Globally, Namanhumbir rubies are traded in large auctions generating millions of dollars. In 2016, the company Gemfields, headquartered in London, announced that the sixth auction of rubies extracted from the Montepuez district in the Cabo Delgado province, returned a record $44.3 million (USD).
In April this year, the newspaper Notícias reported that nearly four thousand miners — both nationals and foreigners– were expelled from ruby and garnet mines in Namanhumbir, as part of operations by the Defence and Security Forces (FDS) aimed at tackling illegal mining in that part of Cabo Delgado province.
Reports by Rádio Moçambique tell of a warlike atmosphere in the ruby mine caused by disputes between the land grant holder Montepuez Ruby Mining Ltd, and illegal miners — a group which includes foreign nationals — who intend to continue mining the precious stones illegally at the expense of the state of Mozambique.

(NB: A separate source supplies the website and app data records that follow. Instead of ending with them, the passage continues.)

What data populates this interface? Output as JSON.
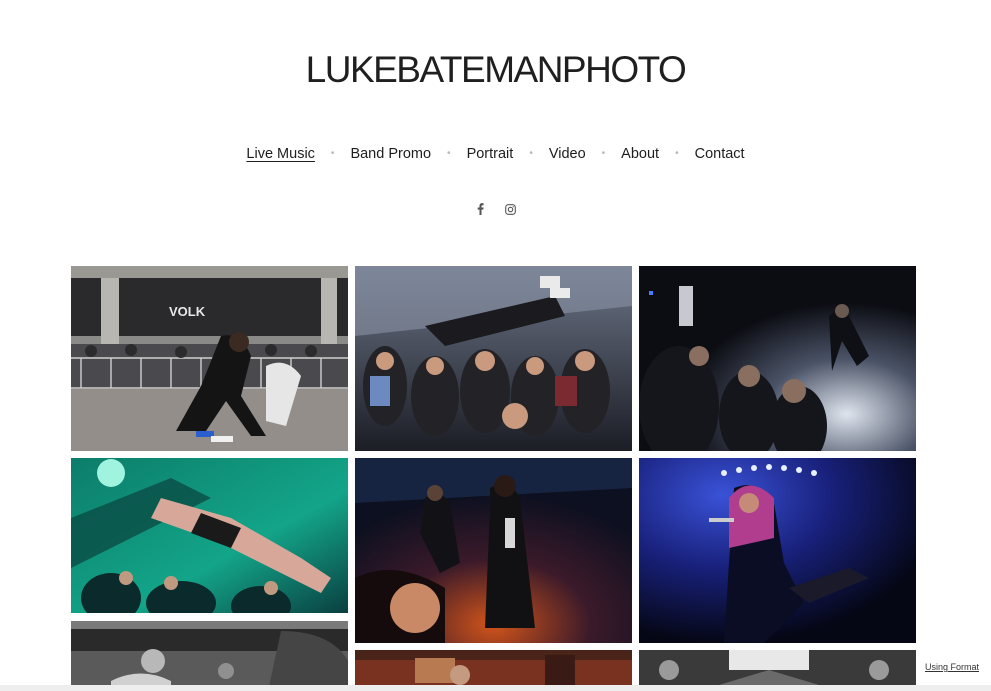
{
  "site": {
    "title": "LUKEBATEMANPHOTO"
  },
  "nav": {
    "items": [
      {
        "label": "Live Music",
        "active": true
      },
      {
        "label": "Band Promo",
        "active": false
      },
      {
        "label": "Portrait",
        "active": false
      },
      {
        "label": "Video",
        "active": false
      },
      {
        "label": "About",
        "active": false
      },
      {
        "label": "Contact",
        "active": false
      }
    ]
  },
  "social": {
    "icons": [
      "facebook-icon",
      "instagram-icon"
    ]
  },
  "photos": [
    {
      "name": "photo-singer-kneeling-outdoor",
      "sign_text": "VOLK"
    },
    {
      "name": "photo-crowd-surfer"
    },
    {
      "name": "photo-crowd-guitarist-blue"
    },
    {
      "name": "photo-green-stage-diver"
    },
    {
      "name": "photo-singer-red-stage"
    },
    {
      "name": "photo-singer-purple-hair"
    },
    {
      "name": "photo-bw-singer"
    },
    {
      "name": "photo-warm-stage"
    },
    {
      "name": "photo-bright-lights"
    }
  ],
  "footer": {
    "format_link": "Using Format"
  },
  "colors": {
    "accent": "#1f1f1f",
    "nav_dot": "#b8b8b8"
  }
}
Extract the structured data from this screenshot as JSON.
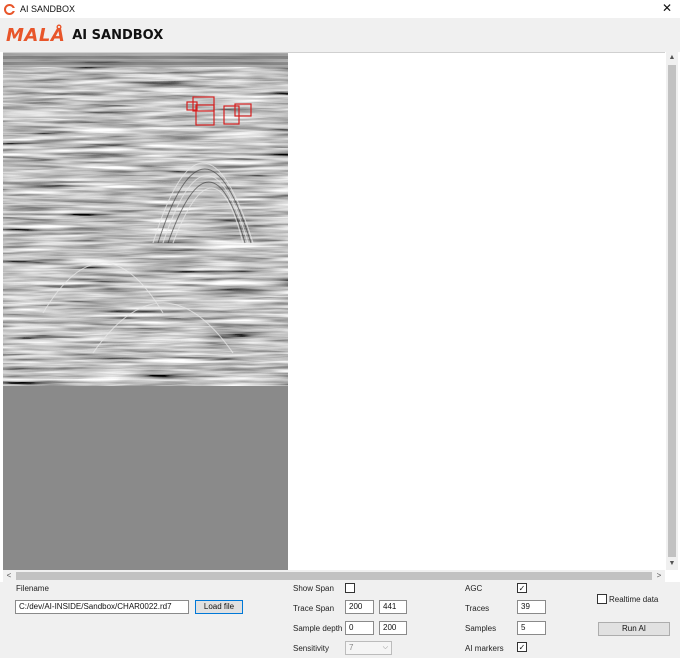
{
  "window": {
    "title": "AI SANDBOX",
    "close_glyph": "✕"
  },
  "header": {
    "logo": "MALÅ",
    "app_name": "AI SANDBOX"
  },
  "scroll": {
    "up": "▲",
    "down": "▼",
    "left": "<",
    "right": ">"
  },
  "controls": {
    "filename_label": "Filename",
    "filename_value": "C:/dev/AI-INSIDE/Sandbox/CHAR0022.rd7",
    "load_button": "Load file",
    "show_span_label": "Show Span",
    "show_span_checked": "",
    "trace_span_label": "Trace Span",
    "trace_span_from": "200",
    "trace_span_to": "441",
    "sample_depth_label": "Sample depth",
    "sample_depth_from": "0",
    "sample_depth_to": "200",
    "sensitivity_label": "Sensitivity",
    "sensitivity_value": "7",
    "sensitivity_caret": "⌵",
    "agc_label": "AGC",
    "agc_checked": "✓",
    "traces_label": "Traces",
    "traces_value": "39",
    "samples_label": "Samples",
    "samples_value": "5",
    "ai_markers_label": "AI markers",
    "ai_markers_checked": "✓",
    "realtime_label": "Realtime data",
    "realtime_checked": "",
    "run_button": "Run AI"
  },
  "colors": {
    "accent": "#e8552a",
    "marker": "#d42020",
    "radar_bg": "#8a8a8a"
  },
  "icons": {
    "app": "app-g-icon",
    "close": "close-icon"
  }
}
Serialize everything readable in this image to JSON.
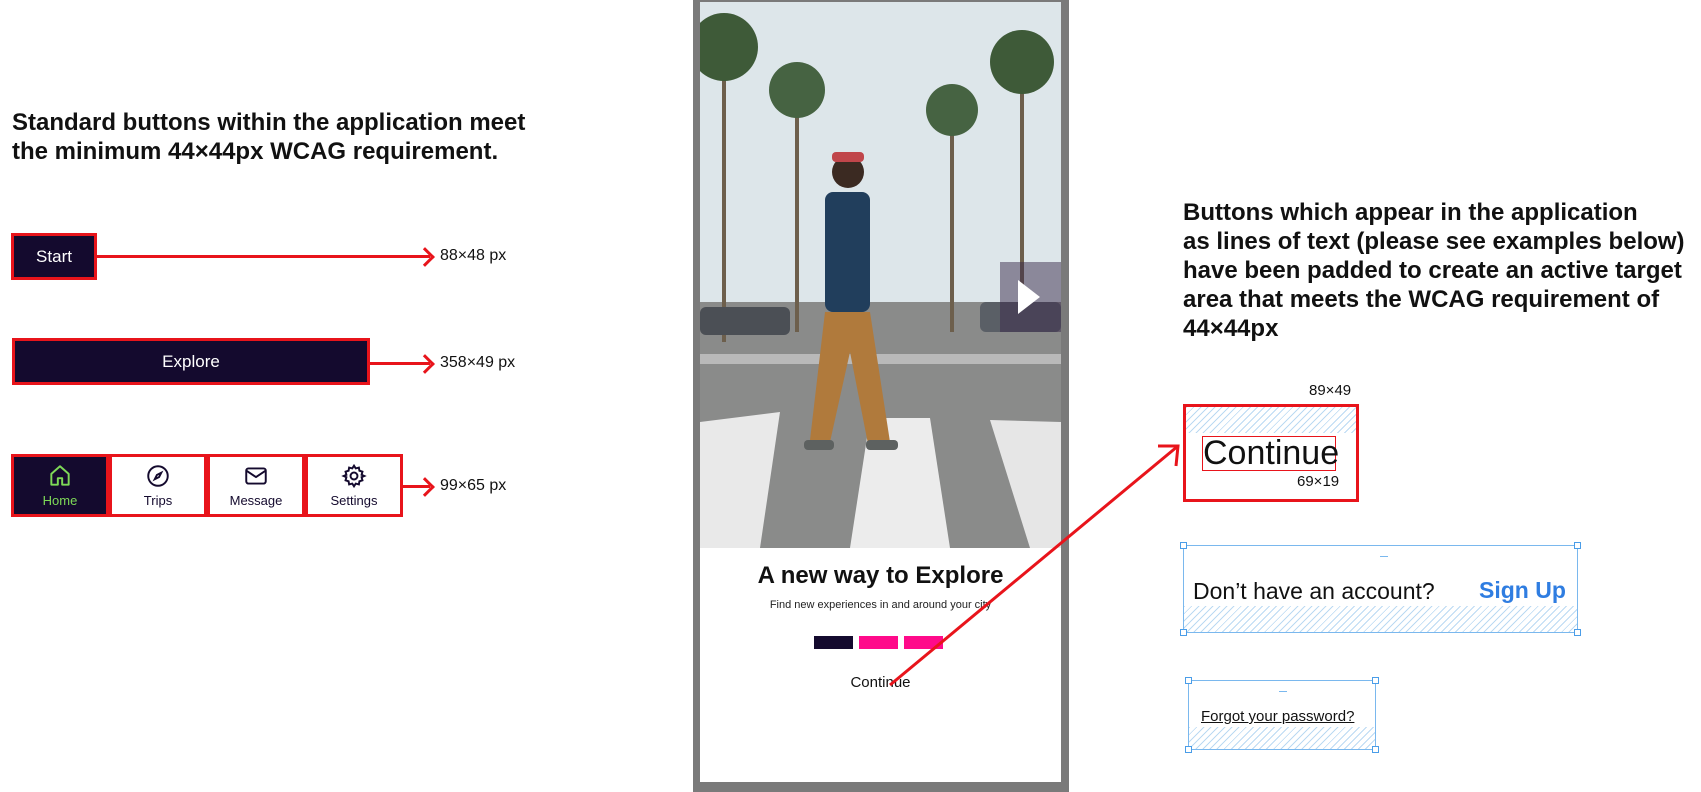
{
  "left": {
    "heading_line1": "Standard buttons within the application meet",
    "heading_line2": "the minimum 44×44px WCAG requirement.",
    "start_button": "Start",
    "start_dim": "88×48 px",
    "explore_button": "Explore",
    "explore_dim": "358×49 px",
    "nav_dim": "99×65 px",
    "nav_items": [
      {
        "label": "Home",
        "icon": "home-icon"
      },
      {
        "label": "Trips",
        "icon": "compass-icon"
      },
      {
        "label": "Message",
        "icon": "mail-icon"
      },
      {
        "label": "Settings",
        "icon": "gear-icon"
      }
    ]
  },
  "phone": {
    "title": "A new way to Explore",
    "subtitle": "Find new experiences in and around your city",
    "continue": "Continue",
    "pager_colors": [
      "#140a2e",
      "#ff0a8a",
      "#ff0a8a"
    ]
  },
  "right": {
    "heading_lines": [
      "Buttons which appear in the application",
      "as lines of text (please see examples below)",
      "have been padded to create an active target",
      "area that meets the WCAG requirement of",
      "44×44px"
    ],
    "continue_label": "Continue",
    "outer_dim": "89×49",
    "inner_dim": "69×19",
    "signup_prompt": "Don’t have an account?",
    "signup_link": "Sign Up",
    "forgot_link": "Forgot your password?"
  },
  "colors": {
    "accent_red": "#e8141b",
    "brand_dark": "#140a2e",
    "brand_pink": "#ff0a8a",
    "link_blue": "#2f7de1",
    "active_green": "#7ed957"
  }
}
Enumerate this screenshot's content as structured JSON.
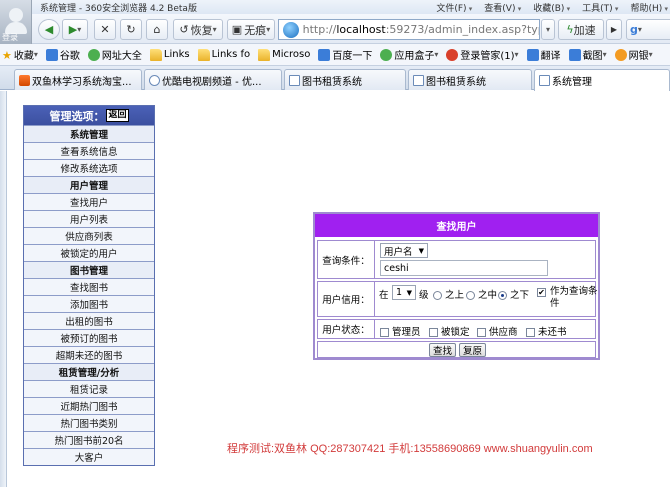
{
  "browser": {
    "window_title": "系统管理 - 360安全浏览器 4.2 Beta版",
    "menus": [
      "文件(F)",
      "查看(V)",
      "收藏(B)",
      "工具(T)",
      "帮助(H)"
    ],
    "avatar_label": "登录",
    "back_label": "",
    "restore_label": "恢复",
    "no_trace_label": "无痕",
    "url_prefix": "http://",
    "url_host": "localhost",
    "url_rest": ":59273/admin_index.asp?typ",
    "accelerate_label": "加速"
  },
  "bookmarks": [
    {
      "label": "收藏",
      "icon": "star-icon"
    },
    {
      "label": "谷歌",
      "icon": "google-icon"
    },
    {
      "label": "网址大全",
      "icon": "web-directory-icon"
    },
    {
      "label": "Links",
      "icon": "folder-icon"
    },
    {
      "label": "Links fo",
      "icon": "folder-icon"
    },
    {
      "label": "Microso",
      "icon": "folder-icon"
    },
    {
      "label": "百度一下",
      "icon": "baidu-icon"
    },
    {
      "label": "应用盒子",
      "icon": "app-box-icon"
    },
    {
      "label": "登录管家(1)",
      "icon": "login-manager-icon"
    },
    {
      "label": "翻译",
      "icon": "translate-icon"
    },
    {
      "label": "截图",
      "icon": "screenshot-icon"
    },
    {
      "label": "网银",
      "icon": "online-bank-icon"
    }
  ],
  "tabs": [
    {
      "label": "双鱼林学习系统淘宝...",
      "active": false
    },
    {
      "label": "优酷电视剧频道 - 优...",
      "active": false
    },
    {
      "label": "图书租赁系统",
      "active": false
    },
    {
      "label": "图书租赁系统",
      "active": false
    },
    {
      "label": "系统管理",
      "active": true
    }
  ],
  "sidebar": {
    "header": "管理选项：",
    "back_button": "返回",
    "items": [
      {
        "label": "系统管理",
        "section": true
      },
      {
        "label": "查看系统信息",
        "section": false
      },
      {
        "label": "修改系统选项",
        "section": false
      },
      {
        "label": "用户管理",
        "section": true
      },
      {
        "label": "查找用户",
        "section": false
      },
      {
        "label": "用户列表",
        "section": false
      },
      {
        "label": "供应商列表",
        "section": false
      },
      {
        "label": "被锁定的用户",
        "section": false
      },
      {
        "label": "图书管理",
        "section": true
      },
      {
        "label": "查找图书",
        "section": false
      },
      {
        "label": "添加图书",
        "section": false
      },
      {
        "label": "出租的图书",
        "section": false
      },
      {
        "label": "被预订的图书",
        "section": false
      },
      {
        "label": "超期未还的图书",
        "section": false
      },
      {
        "label": "租赁管理/分析",
        "section": true
      },
      {
        "label": "租赁记录",
        "section": false
      },
      {
        "label": "近期热门图书",
        "section": false
      },
      {
        "label": "热门图书类别",
        "section": false
      },
      {
        "label": "热门图书前20名",
        "section": false
      },
      {
        "label": "大客户",
        "section": false
      }
    ]
  },
  "find_user": {
    "title": "查找用户",
    "condition_label": "查询条件：",
    "condition_select": "用户名",
    "condition_value": "ceshi",
    "credit_label": "用户信用：",
    "credit_prefix": "在",
    "credit_level": "1",
    "credit_unit": "级",
    "credit_options": [
      {
        "label": "之上",
        "checked": false
      },
      {
        "label": "之中",
        "checked": false
      },
      {
        "label": "之下",
        "checked": true
      }
    ],
    "as_condition_label": "作为查询条件",
    "as_condition_checked": true,
    "status_label": "用户状态：",
    "status_options": [
      {
        "label": "管理员",
        "checked": false
      },
      {
        "label": "被锁定",
        "checked": false
      },
      {
        "label": "供应商",
        "checked": false
      },
      {
        "label": "未还书",
        "checked": false
      }
    ],
    "search_button": "查找",
    "reset_button": "复原"
  },
  "footer": "程序测试:双鱼林 QQ:287307421 手机:13558690869 www.shuangyulin.com"
}
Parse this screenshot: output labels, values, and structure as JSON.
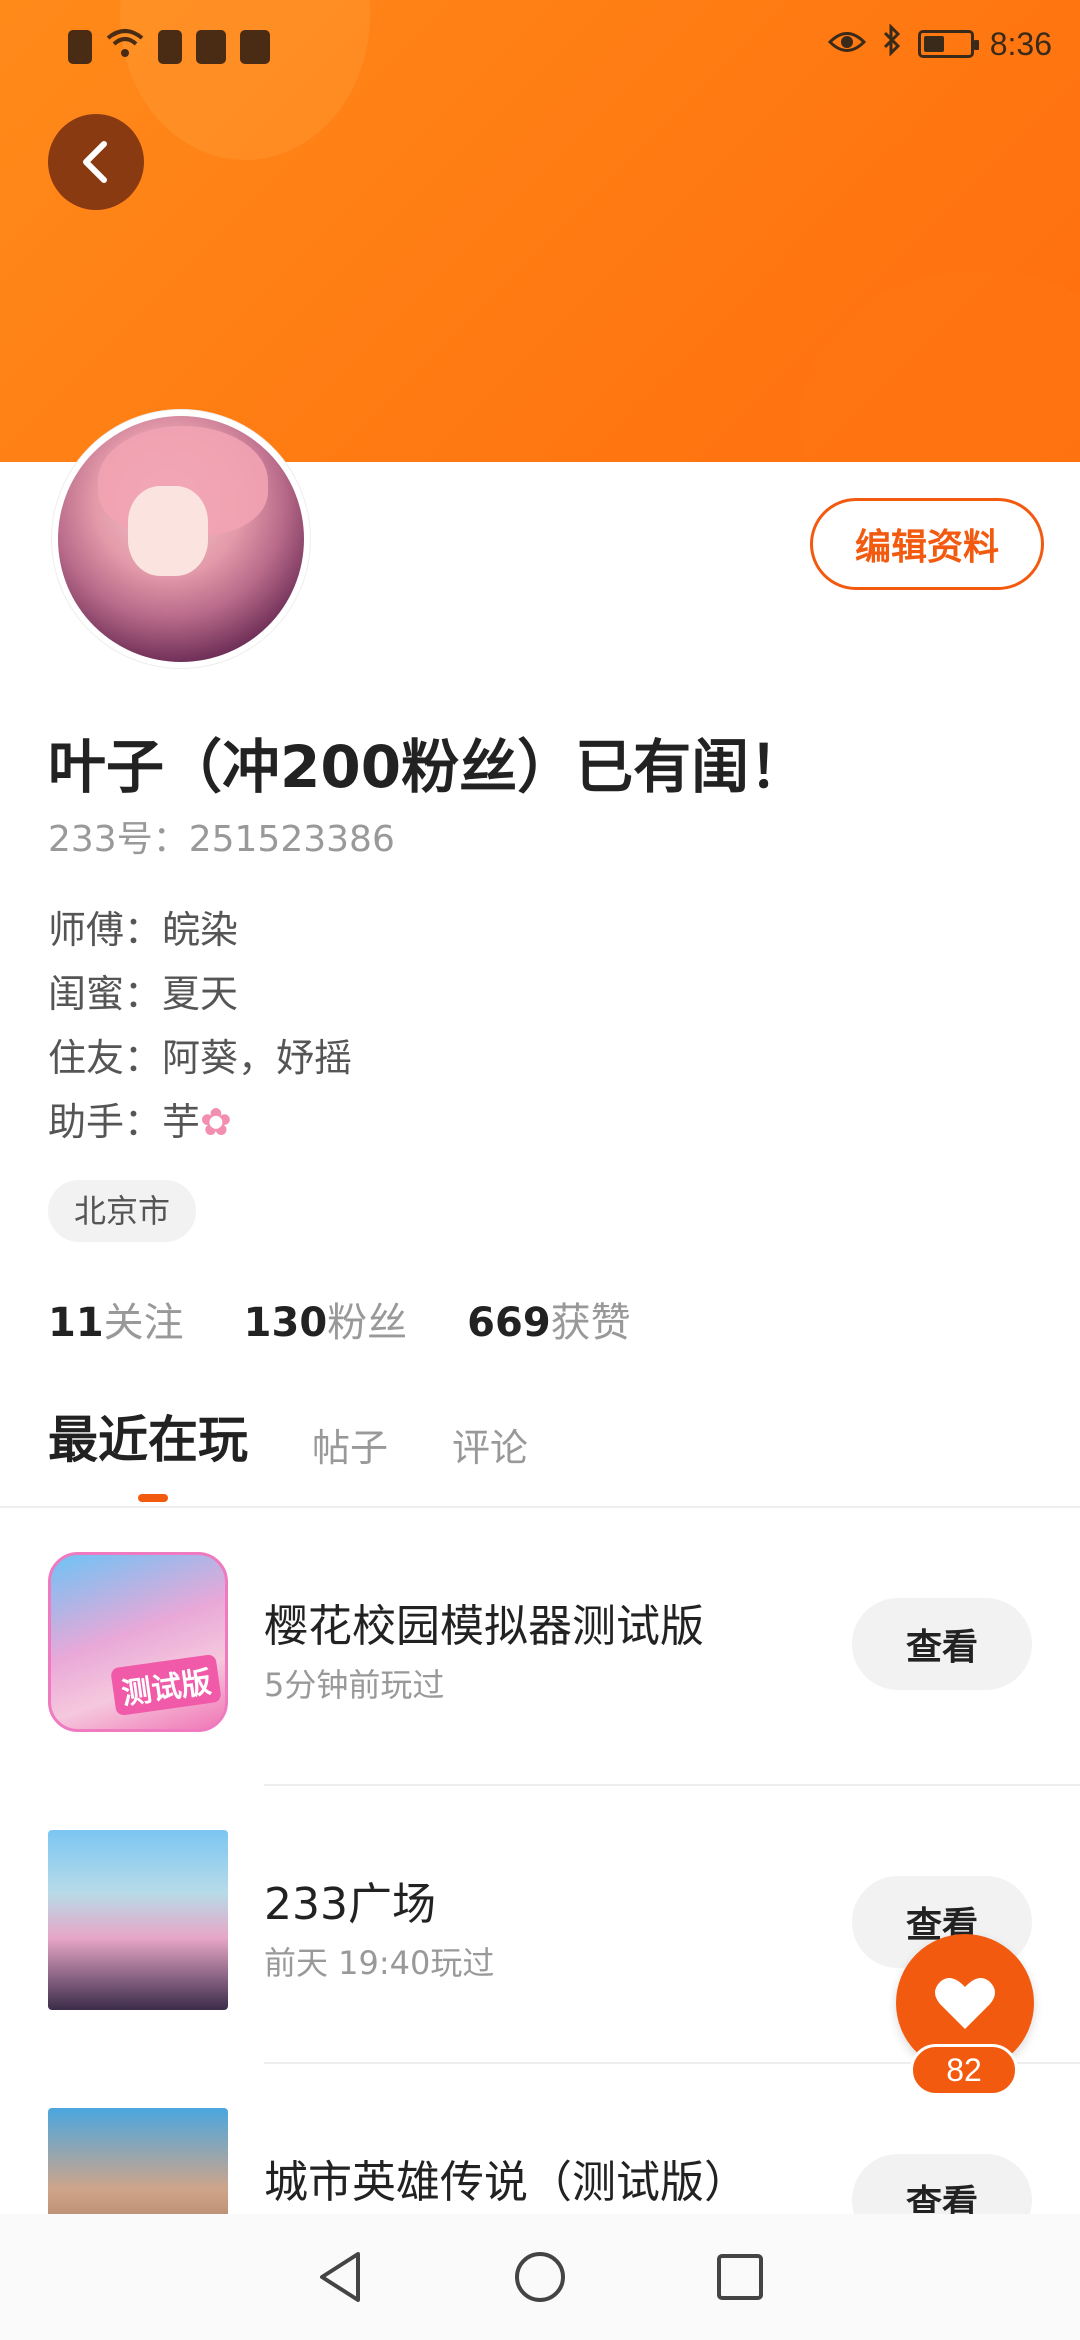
{
  "status_bar": {
    "time": "8:36",
    "battery_level": 0.45
  },
  "header": {
    "back_icon": "chevron-left-icon"
  },
  "profile": {
    "edit_label": "编辑资料",
    "name": "叶子（冲200粉丝）已有闺！",
    "uid": "233号：251523386",
    "relations": [
      {
        "label": "师傅：",
        "value": "皖染"
      },
      {
        "label": "闺蜜：",
        "value": "夏天"
      },
      {
        "label": "住友：",
        "value": "阿葵，妤摇"
      },
      {
        "label": "助手：",
        "value": "芋"
      }
    ],
    "location": "北京市",
    "stats": [
      {
        "num": "11",
        "label": "关注"
      },
      {
        "num": "130",
        "label": "粉丝"
      },
      {
        "num": "669",
        "label": "获赞"
      }
    ]
  },
  "tabs": [
    {
      "label": "最近在玩",
      "active": true
    },
    {
      "label": "帖子",
      "active": false
    },
    {
      "label": "评论",
      "active": false
    }
  ],
  "games": [
    {
      "title": "樱花校园模拟器测试版",
      "sub": "5分钟前玩过",
      "button": "查看",
      "badge": "测试版"
    },
    {
      "title": "233广场",
      "sub": "前天 19:40玩过",
      "button": "查看"
    },
    {
      "title": "城市英雄传说（测试版）",
      "sub": "",
      "button": "查看"
    }
  ],
  "like": {
    "count": "82",
    "icon": "heart-icon"
  },
  "colors": {
    "accent": "#f25a10",
    "banner": "#ff7a12"
  }
}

These illegal miners mostly come from Tanzania, Senegal, and Somalia, alongside Mozambicans from the provinces of Nampula and Niassa.
In the images shared on social media and flagged by Facebook as sensitive, it is obvious that the torture and violence the miners were subjected to in the ruby mines of Namanhumbir, are quite serious.
It is reported that this is happening in Namanhumbir, in the ruby mine. Dramatic. Inhuman treatment of miners. If this is true something must be done. The perpetrators must be held responsible.
The investigative journalist’s videos were shared thousands of times and had hundreds of comments. Eudito Nhantumbo questioned the quality of the training of the police who inflicted torture on miners:
Terrible! I question the selection of the candidates for police training and even to the trainers if they learn what human rights are? What are the criteria for the selections of candidates for police training?
Leandro Jaime lamented that the mine in question is managed by people linked to Mozambique’s political power:
This mine has important people of this country as shareholders, and Samora Machel Jr. is director, will the courts work? I’ll wait on the beach not having cramps.
Abelina Américo thought the acts of torture resembled those of the time of slavery:
Sad, I was born and raised believing that slavery was something from centuries past, but no, this is still predominant in the worst way brother accepting another.
Meanwhile, Ambrósio Olga demanded that the perpetrators be held responsible:
These uniformed men must be held strictly responsible for the inhuman acts that are being committed against citizens in their land and among their own resources. The action of the Public Prosecutor must be urgent.
In an interview with the news website DW Português, the president of the National Commission of Human Rights, Custódio Duma, said that Mozambique’s image was once again tarnished in this episode..
They are shocking images. Regardless of the irregularities that the miners may have committed, that type of attitude is now reprehensible. We cannot see [these attitudes] in the 21st century. The police should have acted differently: regardless of the situation that unfolded there that is not the treatment which should be given to those citizens.
Alice Mabota, president of the League of Human Rights of Mozambique, also lamented the event, stating:
One of the best ways we can act [to confront this type of case] is questioning the minister of Justice and Constitutional Affairs, keeping in consideration that the periodic revision of legislation recommends some measures for reducing the excessive use of force
In reaction, the police opened an inquiry into all the incidents of the events.